: ~ $ cat .ssh / authorized_keys ssh-rsa AAAAB3NzaC1yc2EAAAADAQABAAACAQC7qmegDxzv1omqG2cWM + i + qaEGzCoSBwqCeXyGUU93sTqtNYYHJVGj6YZqXeXEGzJtKm2A / uo59Y + WmqhJgW7HcT2Hqvo80NfbIRhqE9TJETyBe GiiC8qpiYgPC2zigCNvTsRXh0CH5FJ1qy4QEBjztQDWOqSrsoOSJEEWCJiKJizTiXDmlGdiKE409GBo8lvlbMRWbrMj3iX825WTqy / T0Pio1kqANDotLnPA0sRXUPVyzc / ghzqRHzFetzP9j7C0nh EvjiJphiuYvhbgix79FrCQG0lXBGcAWzsWUeAoT / d3kQu79 + + UTWxm z4pnJ7gkKVMejqrWys560SdAqD264dc5UBRGI9j6XxVKdraSaEitDneONrSAt2tE / RwRxh2ASxqQfdF88zyDI8 / ma608tHc FROaNsn5hF + / wzjRK9akdhp5WjA5HXhg2OlkwKvSMhGlSgotRj5pr4Ebxjegysy1mEWRFN / vh / oNq4uHQy8adpfogaVELkI / Z2nuAdQk + uMy6D1hrKhUWubmBPxTbG00IWF25Tyuz8hnFRP9 + gB / P NRlF59 / EHy27a72nirvuOyfxKnx / Mn + FD9Ah59OSLhWuo3sN9Im8yc2cliecwMz + DmTtE7TwzNw9v2zfxU9JDQwyLtppULiGpmKFOLHjz + SVGxSbVsWS // IyNK1GrQ == gschoenb @ gschoenb-X220
Test the key authentication
After the public.
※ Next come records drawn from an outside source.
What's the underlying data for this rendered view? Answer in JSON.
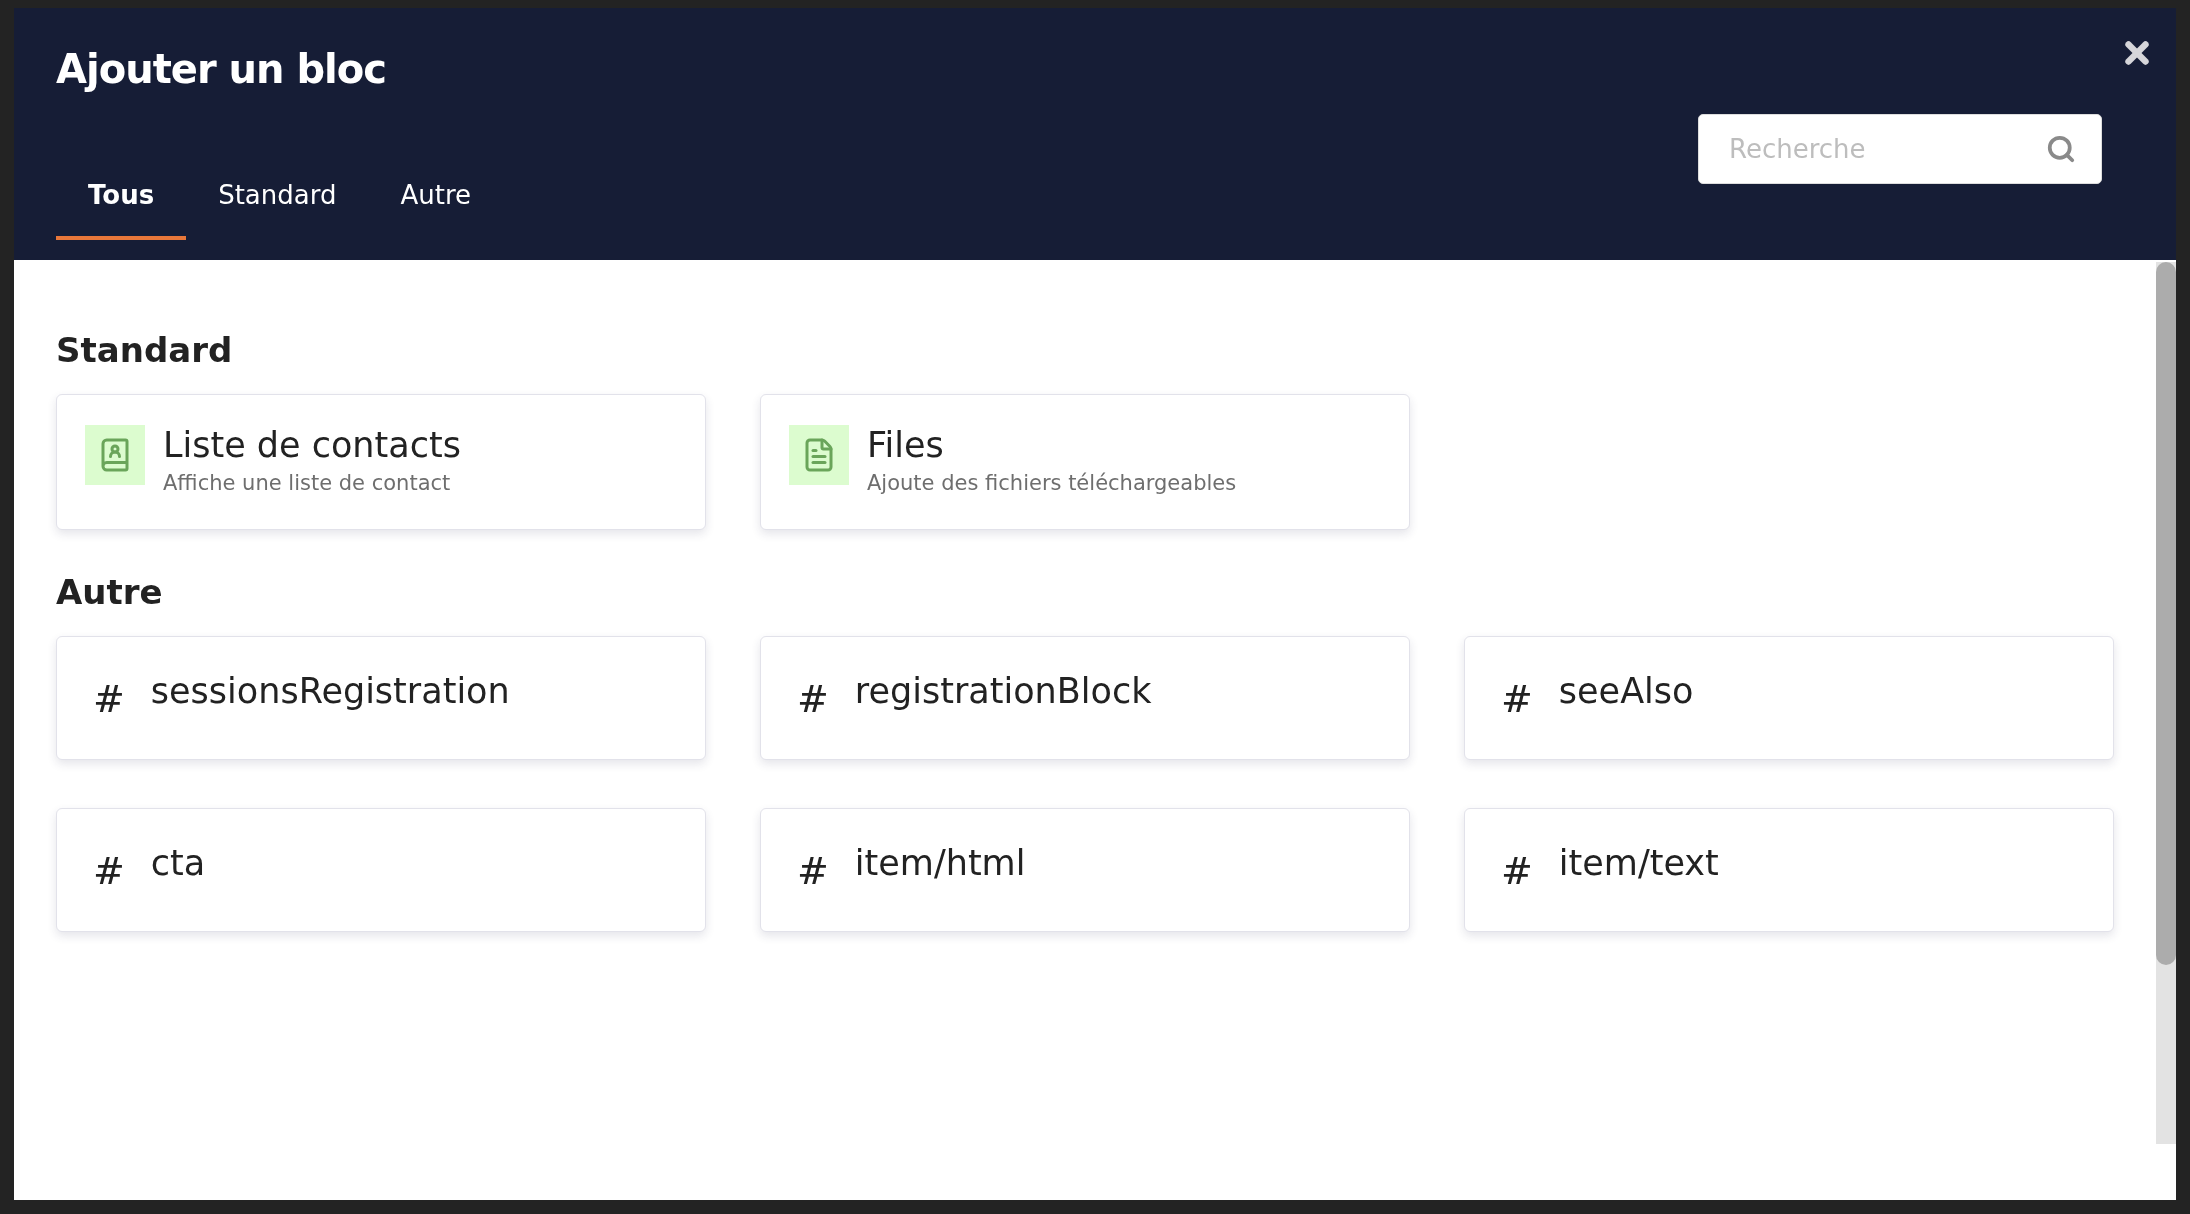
{
  "dialog": {
    "title": "Ajouter un bloc"
  },
  "tabs": [
    {
      "label": "Tous",
      "selected": true
    },
    {
      "label": "Standard",
      "selected": false
    },
    {
      "label": "Autre",
      "selected": false
    }
  ],
  "search": {
    "placeholder": "Recherche"
  },
  "sections": [
    {
      "heading": "Standard",
      "blocks": [
        {
          "kind": "contacts",
          "title": "Liste de contacts",
          "description": "Affiche une liste de contact"
        },
        {
          "kind": "file",
          "title": "Files",
          "description": "Ajoute des fichiers téléchargeables"
        }
      ]
    },
    {
      "heading": "Autre",
      "blocks": [
        {
          "kind": "hash",
          "symbol": "#",
          "title": "sessionsRegistration"
        },
        {
          "kind": "hash",
          "symbol": "#",
          "title": "registrationBlock"
        },
        {
          "kind": "hash",
          "symbol": "#",
          "title": "seeAlso"
        },
        {
          "kind": "hash",
          "symbol": "#",
          "title": "cta"
        },
        {
          "kind": "hash",
          "symbol": "#",
          "title": "item/html"
        },
        {
          "kind": "hash",
          "symbol": "#",
          "title": "item/text"
        }
      ]
    }
  ]
}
Key on the server, the connection can be tested from the client. It is important that you do not ask for the user’s password on the server, but the passphrase with which the key is protected is required!
: ~ $ ssh -i .ssh / key_rsa email@example.com
: ~ $ ssh -i .ssh / key_rsa firstname.lastname@example.org Welcome to Ubuntu 12.04.1 LTS (GNU / Linux 3.2.0-23-generic x86_64) * Documentation: https://help.ubuntu.com/ System information as of Thu Jan 17 13:51:19 CET 2013 [...]
On the server
Basically it is sufficient under Ubuntu to perform the above-mentioned procedure for public-key authentication. In some situations, it makes sense to completely disable password authentication.
Note: After changing the following setting, it is no longer possible to log in with a password via ssh:
: ~ $ sudo diff / etc / ssh / sshd_config /etc/ssh/sshd_config.orig 51c51 <PasswordAuthentication no --- > #PasswordAuthentication yes
The connection is tested again from the client :
: ~ $ ssh -i .ssh / key_rsa email@example.com Agent indicated failure to sign using the key. Permission denied (publickey).
In the above example, the dialog for entering the key password was aborted. Since login was deactivated via a password, it was not possible to log on to the system.
Authenticate password authentication for one user only
Another way to disable password authentication is to disable password logon for specific users. For example, a user who does not have a sudo privilege on the server can log on to the server. In order to gain root privileges, a user with sudo rights must be found. In addition, there is the possibility to exclude users completely from ssh:
: ~ $ sudo diff / etc / ssh / sshd_config /etc/ssh/sshd_config.orig 88,91d87 < <DenyUsers test <Match User tktest <PasswordAuthentication no
- Prohibits SSH access for the user
- Disables password authentication for the user
- Password authentication is retained for all other users.